Capital investment pledged for Cambodia has slowed dramatically this year, totaling $240 million in the first nine months of 1999, down from $796 million during the same period of 1998, government statistics show.
The third quarter especially was quiet, with only 15 proposed projects worth $60 million approved, according to figures from the Council for the Development of Cambodia. That compared with 45 projects worth $369.3 million during the same period of 1998.
It’s not known what percentage of approved projects are implemented in Cambodia.
The latest statistics show that investors from Asia and the Pacific region, especially from Asean countries, drastically declined. “Cambodia is in the same position as neighboring countries like Laos and Vietnam. Investment in these countries is going down,” said Kao Kim Hourn, executive director for the Cambodian Institute for Cooperation and Peace. “This is something related to the Asian financial crisis. The economy in the crisis countries is slowly recovering but it still impacts on Cambodia’s transitional economy.”
Economic analysts and CDC officials attributed other factors—poor infrastructure, high cost of transportation, frequent crimes and unclear land tenure—to slow investment plans.
“The government needs to set clear policy and strategies on how to attract private investors,” said Kao Kim Hourn.
The statistics show that the Cambodian Investment Board of the CDC approved 67 projects worth $240 million from January through September this year, compared with 120 projects worth $796 million during the same period of 1998.
The figures showed sharp drops in wood processing, tourism and agriculture projects.
Proposed investment in wood processing manufacturing is down from $179 million during all of 1998 to only $14 million so far this year. Hotel investment projects have declined from $106 million in 1998 to $25 million in the first nine months of this year. Proposed investments in agriculture plantations have dropped from $41 million in 1998 to roughly $5 million through September.
The decline in proposed investment in garment manufacturing—Cambodia’s leading industry—was relatively mild despite export quotas imposed by the US government early this year.
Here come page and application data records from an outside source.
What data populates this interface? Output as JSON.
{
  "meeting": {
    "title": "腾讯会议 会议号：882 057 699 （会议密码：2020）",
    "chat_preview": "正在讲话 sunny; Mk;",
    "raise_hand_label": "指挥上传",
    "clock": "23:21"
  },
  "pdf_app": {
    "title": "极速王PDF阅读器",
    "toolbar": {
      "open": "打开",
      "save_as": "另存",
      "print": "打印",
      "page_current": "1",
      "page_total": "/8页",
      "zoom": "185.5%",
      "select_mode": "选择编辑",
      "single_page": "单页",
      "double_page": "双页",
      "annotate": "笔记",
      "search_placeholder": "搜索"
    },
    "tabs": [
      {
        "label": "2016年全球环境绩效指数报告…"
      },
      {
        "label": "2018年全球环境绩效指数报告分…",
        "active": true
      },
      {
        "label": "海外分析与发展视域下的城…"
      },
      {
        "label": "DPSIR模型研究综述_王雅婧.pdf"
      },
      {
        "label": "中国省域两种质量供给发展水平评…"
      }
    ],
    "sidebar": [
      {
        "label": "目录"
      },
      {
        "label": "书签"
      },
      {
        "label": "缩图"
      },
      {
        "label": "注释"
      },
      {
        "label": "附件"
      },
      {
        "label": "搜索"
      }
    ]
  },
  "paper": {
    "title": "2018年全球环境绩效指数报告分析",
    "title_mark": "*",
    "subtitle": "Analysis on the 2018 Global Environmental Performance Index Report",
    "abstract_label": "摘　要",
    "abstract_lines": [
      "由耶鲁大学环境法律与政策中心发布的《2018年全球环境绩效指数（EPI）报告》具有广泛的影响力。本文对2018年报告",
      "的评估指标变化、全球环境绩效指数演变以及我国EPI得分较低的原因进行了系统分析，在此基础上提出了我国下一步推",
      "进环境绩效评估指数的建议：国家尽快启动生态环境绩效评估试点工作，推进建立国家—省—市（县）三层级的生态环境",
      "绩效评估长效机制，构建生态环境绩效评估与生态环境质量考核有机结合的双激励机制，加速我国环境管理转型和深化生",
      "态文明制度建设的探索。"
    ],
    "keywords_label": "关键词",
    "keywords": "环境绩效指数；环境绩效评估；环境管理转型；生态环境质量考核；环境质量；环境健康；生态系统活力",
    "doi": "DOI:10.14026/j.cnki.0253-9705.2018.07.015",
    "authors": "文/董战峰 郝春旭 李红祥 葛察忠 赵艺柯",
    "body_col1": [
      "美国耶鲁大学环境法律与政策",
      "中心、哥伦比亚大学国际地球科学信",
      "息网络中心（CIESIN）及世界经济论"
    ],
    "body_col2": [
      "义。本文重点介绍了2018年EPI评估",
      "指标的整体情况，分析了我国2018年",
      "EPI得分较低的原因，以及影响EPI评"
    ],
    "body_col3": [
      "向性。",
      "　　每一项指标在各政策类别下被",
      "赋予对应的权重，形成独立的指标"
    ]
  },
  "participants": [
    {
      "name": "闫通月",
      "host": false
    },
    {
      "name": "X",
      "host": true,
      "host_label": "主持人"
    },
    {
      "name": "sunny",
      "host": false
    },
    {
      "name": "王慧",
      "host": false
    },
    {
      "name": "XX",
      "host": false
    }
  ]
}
About half of this year’s approved projects so far are in the garment manufacturing sector. Proposed garment manufacturing projects accounted for $89 million.
During the same period of 1998, 68 projects worth $105 million were approved in garment manufacturing.
The biggest investor this year so far is Manhattan Textile and Garment Corp, a US-Taiwan joint venture, which pledged $21 million. The project is followed by Royal Heritage Hotels Co, a Cambodian company, pledging $20 million for its hotel and restaurant projects. A number of other projects are in the $10 million to $15 million range.
In recent years, Asian countries had accounted for a large portion of foreign investment, according to the statistics.
In all of 1998, Asean countries outside Cambodia pledged $187 million in capital investment while this year so far the total is only $32 million.
Other countries in Asia and the Pacific this year have committed $93 million, compared with $350 million for all of last year.
European countries as a whole have maintained a stable, although small investment. Proposed investments from the US, although a fraction of the total, have increased from $4.5 million during 1998 to $16.7 million during the first nine months of this year.